Guppy friend washing bag: One way of stopping those microfibers I mentioned earlier from making their way into the oceans, is to use one of these washing bags. You put your washing in the bag every time you stick your laundry in the machine, take the wet clothes out after washing and bam- all done- nice and easy and happy fishies.
I just love this account with super cute tips & ways to upcycle old clothes. Big follow there.
@sustainablehustle: Ele Ward who spoke at the workshop is a self-proclaimed ex-fast fashion addict and set up Sustainable Hustle to show the world that sustainable fashion isn’t shit- you can still be stylish! She’s worth a follow because she’s just so cool.
People Tree is another sustainable fashion brand I’m gonna be using from now on for all my essentials: black long sleeved tee, pair of leggings… the usual stuff that you’d usually nip to New Look for… Except People Tree is sustainable and care about the people who make their clothes. Win-win.
Ethletic is another fashion website perfect for sustainable swaps. This one is for shoes, with their website stating that: “Ethletic sneakers don’t just feel good – they make others feel good.” They’re fair trade, sustainable and vegan. All that good shit.

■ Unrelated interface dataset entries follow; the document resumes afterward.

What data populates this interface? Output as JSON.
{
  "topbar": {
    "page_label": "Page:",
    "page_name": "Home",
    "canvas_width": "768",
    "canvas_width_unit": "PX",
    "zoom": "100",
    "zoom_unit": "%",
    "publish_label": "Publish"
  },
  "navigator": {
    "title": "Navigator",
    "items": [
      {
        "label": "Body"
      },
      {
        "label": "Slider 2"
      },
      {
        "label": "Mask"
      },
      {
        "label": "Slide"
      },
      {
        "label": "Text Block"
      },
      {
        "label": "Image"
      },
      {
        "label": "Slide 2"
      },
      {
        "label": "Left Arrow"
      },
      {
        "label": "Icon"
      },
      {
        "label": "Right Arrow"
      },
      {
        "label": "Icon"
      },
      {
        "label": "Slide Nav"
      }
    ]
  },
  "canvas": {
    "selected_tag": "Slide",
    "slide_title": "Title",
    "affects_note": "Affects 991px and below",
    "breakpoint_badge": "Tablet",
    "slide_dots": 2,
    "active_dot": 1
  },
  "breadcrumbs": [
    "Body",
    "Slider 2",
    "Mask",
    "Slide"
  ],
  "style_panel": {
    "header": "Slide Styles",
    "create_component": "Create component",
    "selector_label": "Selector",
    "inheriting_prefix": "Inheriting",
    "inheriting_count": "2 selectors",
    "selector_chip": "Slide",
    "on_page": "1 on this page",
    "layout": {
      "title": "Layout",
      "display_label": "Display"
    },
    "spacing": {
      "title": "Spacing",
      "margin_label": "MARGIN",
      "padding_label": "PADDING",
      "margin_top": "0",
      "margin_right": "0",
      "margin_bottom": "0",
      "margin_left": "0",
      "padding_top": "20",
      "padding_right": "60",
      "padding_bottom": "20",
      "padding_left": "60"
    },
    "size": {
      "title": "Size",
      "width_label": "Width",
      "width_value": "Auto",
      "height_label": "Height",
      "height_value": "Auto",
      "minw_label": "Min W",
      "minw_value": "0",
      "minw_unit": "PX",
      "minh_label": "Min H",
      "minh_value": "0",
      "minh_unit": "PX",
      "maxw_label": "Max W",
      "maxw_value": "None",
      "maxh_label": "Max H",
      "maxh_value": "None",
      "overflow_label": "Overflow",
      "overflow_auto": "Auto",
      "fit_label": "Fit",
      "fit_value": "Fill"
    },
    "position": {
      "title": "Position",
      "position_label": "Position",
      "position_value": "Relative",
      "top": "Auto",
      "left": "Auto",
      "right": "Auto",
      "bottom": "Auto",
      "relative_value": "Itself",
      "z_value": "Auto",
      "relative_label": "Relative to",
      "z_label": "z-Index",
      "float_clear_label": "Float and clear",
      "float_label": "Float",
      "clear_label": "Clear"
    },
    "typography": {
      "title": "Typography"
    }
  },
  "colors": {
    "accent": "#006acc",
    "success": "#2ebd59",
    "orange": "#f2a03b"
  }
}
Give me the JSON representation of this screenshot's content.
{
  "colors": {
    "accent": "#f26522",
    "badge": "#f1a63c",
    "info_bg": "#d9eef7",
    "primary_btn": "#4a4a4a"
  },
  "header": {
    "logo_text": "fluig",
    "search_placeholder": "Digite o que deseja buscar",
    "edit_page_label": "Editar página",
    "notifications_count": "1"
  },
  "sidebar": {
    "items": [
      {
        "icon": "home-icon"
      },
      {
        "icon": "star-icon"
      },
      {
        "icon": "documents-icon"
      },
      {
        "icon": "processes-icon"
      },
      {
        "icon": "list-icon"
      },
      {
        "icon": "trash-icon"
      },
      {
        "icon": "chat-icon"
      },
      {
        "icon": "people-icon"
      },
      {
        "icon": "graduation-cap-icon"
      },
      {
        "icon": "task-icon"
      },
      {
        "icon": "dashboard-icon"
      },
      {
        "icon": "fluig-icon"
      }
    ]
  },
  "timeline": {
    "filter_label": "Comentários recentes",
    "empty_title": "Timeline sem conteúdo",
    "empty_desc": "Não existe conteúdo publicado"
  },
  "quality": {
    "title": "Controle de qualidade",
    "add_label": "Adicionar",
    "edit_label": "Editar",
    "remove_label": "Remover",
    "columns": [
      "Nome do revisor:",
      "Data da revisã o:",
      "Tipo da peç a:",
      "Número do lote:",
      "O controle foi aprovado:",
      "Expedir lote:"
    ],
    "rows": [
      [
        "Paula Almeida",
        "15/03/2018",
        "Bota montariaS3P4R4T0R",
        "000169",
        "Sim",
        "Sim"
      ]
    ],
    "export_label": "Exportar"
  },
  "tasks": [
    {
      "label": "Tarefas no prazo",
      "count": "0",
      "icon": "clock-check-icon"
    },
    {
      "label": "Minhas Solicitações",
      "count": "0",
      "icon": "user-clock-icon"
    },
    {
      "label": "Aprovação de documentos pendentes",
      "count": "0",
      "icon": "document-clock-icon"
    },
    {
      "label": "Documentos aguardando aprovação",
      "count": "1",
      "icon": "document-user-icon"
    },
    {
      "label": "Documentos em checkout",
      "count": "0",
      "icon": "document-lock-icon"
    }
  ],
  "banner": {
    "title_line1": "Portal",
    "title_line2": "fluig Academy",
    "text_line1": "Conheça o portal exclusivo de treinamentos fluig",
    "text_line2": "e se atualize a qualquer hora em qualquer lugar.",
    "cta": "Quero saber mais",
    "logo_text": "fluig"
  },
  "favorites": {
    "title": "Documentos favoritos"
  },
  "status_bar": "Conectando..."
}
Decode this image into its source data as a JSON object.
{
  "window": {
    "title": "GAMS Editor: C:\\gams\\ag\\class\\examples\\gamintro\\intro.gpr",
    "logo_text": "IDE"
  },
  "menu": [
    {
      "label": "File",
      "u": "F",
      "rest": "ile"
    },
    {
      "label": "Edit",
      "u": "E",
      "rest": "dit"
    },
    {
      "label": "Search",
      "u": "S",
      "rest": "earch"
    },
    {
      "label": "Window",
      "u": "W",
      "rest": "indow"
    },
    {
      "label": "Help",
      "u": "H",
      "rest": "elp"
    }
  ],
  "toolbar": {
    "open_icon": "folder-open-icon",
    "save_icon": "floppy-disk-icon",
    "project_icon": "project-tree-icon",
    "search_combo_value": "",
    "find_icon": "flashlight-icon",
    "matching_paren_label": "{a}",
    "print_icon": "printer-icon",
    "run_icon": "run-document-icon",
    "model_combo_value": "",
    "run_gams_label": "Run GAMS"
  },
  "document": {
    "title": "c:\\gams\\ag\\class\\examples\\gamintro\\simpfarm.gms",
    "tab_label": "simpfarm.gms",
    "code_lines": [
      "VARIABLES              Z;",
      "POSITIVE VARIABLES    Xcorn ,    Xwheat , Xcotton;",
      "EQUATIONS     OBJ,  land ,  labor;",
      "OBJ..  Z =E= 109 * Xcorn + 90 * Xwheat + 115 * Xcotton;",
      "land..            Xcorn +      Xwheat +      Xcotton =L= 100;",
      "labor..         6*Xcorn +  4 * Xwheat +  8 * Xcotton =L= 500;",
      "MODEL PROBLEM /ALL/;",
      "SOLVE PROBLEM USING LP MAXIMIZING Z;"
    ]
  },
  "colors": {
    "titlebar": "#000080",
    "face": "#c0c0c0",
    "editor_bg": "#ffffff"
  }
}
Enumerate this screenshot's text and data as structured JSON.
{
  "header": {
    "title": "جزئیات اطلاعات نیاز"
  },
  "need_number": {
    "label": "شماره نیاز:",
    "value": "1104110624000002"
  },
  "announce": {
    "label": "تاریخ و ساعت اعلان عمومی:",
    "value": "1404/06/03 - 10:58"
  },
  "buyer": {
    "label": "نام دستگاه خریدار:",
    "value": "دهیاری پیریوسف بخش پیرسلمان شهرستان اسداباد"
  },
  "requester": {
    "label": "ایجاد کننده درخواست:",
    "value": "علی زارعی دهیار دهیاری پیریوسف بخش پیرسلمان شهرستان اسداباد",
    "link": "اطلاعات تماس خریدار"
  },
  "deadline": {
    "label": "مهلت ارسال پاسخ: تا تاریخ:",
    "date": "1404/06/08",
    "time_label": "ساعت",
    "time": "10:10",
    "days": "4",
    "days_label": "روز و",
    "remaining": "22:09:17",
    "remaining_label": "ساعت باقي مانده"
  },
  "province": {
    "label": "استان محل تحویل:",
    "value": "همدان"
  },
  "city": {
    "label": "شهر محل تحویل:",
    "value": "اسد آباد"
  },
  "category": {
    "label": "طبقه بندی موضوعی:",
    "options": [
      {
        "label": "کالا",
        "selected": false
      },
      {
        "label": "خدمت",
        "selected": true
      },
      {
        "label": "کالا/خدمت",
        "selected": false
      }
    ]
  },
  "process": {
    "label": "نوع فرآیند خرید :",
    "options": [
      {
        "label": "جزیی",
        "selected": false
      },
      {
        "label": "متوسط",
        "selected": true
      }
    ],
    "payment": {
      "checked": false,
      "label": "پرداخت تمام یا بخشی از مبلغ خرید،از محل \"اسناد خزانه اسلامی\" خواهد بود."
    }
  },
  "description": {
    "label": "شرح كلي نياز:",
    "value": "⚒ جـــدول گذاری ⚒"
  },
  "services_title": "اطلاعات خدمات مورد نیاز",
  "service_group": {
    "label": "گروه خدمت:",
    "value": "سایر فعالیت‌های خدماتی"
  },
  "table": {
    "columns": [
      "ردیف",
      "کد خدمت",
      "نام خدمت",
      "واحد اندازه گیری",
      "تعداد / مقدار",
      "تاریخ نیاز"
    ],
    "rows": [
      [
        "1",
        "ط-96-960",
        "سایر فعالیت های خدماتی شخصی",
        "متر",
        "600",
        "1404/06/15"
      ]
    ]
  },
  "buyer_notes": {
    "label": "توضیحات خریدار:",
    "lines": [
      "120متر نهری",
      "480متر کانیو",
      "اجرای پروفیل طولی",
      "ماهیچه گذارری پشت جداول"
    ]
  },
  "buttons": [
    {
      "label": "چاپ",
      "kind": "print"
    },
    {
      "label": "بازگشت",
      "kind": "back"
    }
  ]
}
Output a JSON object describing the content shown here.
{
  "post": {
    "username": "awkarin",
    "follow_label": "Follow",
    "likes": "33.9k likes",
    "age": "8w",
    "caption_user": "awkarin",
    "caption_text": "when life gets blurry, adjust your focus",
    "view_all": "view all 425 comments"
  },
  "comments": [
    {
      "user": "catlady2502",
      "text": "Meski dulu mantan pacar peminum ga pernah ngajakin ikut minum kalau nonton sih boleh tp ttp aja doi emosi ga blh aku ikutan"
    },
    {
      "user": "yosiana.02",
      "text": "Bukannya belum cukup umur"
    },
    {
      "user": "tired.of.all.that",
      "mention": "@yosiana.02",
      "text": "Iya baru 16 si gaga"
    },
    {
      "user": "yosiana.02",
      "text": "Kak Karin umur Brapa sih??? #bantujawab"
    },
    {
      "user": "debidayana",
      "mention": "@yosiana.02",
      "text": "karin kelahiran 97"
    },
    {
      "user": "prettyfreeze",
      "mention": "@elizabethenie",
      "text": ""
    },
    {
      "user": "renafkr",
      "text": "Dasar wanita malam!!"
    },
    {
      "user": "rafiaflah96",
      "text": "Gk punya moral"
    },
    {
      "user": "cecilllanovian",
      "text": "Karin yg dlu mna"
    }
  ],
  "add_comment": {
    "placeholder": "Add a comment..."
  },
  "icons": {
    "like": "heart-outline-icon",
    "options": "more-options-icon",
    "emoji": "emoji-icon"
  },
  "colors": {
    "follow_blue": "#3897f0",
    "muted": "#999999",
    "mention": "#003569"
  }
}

And finally, the Fashion Revolution Transparency Index! I couldn’t not mention this handy guide from my favs; Fashion Revolution… Their yearly transparency index “reviews and ranks 200 of the biggest global fashion and apparel brands and retailers according to how much information they disclose about their suppliers, supply chain policies and practices, and social and environmental impact.” Fashion revolution state that, “Lack of transparency costs lives. It is impossible for companies to make sure human rights are respected, working conditions are adequate and the environment is safeguarded without knowing where their products are made.” So it’s important to give this one a read and find out where your favourite high street shops rank.
What else should we be doing??
Well there’s the obvious things like buying from sustainable brands, not chucking our old clothes in landfill, avoiding fast fashion brands… The classic things mentioned here (and in my other posts). During the workshop, a few other ideas were mentioned…
We should be writing letters to MP to demand change. Fashion Revolution even have a template to send to your policymakers.
We should be asking clothing companies #whomademyclothes …Brands need to be more transparent about their supply chain and the more we demand, the more likely we are to bring about change.
We also need to be aware of ‘greenwashing’. This is where clothes companies essentially trick customers into thinking they are being more sustainable or caring towards the planet than they actually are… For example H&M’s ‘conscious range’… while you’re looking at their sustainable or ‘conscious’ range, you’ll pick up a few items from the rest of the (unsustainable) store… that kind of thing. It’s more of a marketing technique than a change in policy. It also raises the question, is the rest of the shop not conscious or sustainable? As Revival Collective note, “One of the biggest issues with these lines is that they claim to be doing ‘damage control’ – dealing with the consequences of fast fashion – while still perpetuating and pushing the root cause.”
Revival Collective have written a great post about it here if you’re interested in finding out more.
So that’s it… Let me know if you find these sustainability posts useful or interesting in one way or another or if you’d like me to talk about something in more detail… And let me know what tips you’d like to try out (if any) and which brands you’ll be checking out!
Thank you for reading!